When a line in the entries below contains the word "time", copy that line.

[Saved entries]
★ ★ ★

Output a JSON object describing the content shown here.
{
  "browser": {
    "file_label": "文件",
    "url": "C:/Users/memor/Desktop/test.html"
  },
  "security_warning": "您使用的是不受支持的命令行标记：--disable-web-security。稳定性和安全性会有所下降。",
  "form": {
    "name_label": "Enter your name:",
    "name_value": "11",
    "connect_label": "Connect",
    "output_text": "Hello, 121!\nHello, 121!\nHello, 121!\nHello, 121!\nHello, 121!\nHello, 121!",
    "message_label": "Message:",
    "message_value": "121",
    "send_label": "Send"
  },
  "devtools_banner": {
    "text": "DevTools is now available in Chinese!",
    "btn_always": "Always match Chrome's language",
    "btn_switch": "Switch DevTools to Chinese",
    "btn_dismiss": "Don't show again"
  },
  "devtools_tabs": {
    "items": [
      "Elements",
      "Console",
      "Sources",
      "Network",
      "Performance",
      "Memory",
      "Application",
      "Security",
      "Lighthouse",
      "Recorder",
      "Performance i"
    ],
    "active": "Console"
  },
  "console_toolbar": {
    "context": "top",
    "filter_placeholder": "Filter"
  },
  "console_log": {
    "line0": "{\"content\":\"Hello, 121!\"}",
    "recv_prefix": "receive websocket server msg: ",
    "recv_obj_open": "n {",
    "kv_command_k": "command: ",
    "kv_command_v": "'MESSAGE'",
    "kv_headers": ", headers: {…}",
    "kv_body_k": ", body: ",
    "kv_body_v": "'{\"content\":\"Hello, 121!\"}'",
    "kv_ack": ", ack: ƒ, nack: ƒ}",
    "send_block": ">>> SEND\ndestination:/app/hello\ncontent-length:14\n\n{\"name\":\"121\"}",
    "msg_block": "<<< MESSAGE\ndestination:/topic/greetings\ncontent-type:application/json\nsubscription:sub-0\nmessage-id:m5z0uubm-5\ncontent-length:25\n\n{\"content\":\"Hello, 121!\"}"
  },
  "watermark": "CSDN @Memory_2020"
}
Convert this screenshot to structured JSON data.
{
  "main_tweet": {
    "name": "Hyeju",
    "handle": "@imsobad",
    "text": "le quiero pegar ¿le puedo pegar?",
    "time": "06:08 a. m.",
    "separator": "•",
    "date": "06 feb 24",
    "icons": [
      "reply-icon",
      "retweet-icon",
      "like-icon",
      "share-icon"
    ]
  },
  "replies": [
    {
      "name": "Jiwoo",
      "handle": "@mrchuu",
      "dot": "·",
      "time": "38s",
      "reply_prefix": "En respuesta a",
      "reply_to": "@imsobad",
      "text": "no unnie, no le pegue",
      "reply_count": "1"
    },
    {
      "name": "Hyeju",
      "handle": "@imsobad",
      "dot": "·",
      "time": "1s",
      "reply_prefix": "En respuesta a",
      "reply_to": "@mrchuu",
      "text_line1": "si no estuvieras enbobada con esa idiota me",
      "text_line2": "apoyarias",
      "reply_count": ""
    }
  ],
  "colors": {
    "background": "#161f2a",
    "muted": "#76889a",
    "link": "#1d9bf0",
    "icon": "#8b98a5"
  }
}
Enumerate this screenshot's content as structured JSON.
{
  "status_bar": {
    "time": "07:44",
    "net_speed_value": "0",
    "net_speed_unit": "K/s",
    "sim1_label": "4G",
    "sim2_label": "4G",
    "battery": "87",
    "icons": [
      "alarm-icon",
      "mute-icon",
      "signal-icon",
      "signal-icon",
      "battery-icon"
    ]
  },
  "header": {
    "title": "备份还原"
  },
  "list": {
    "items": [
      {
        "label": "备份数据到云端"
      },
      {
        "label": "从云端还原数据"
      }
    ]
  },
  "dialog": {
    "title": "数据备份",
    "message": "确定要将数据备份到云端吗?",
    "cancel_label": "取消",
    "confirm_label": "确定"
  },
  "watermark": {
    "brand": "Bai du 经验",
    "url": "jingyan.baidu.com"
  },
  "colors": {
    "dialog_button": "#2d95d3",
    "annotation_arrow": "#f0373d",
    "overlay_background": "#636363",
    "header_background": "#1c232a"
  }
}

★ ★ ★

* WRITTEN SOLUTION *
    "time": "06:08 a. m.",
      "time": "38s",
      "time": "1s",
    "time": "07:44",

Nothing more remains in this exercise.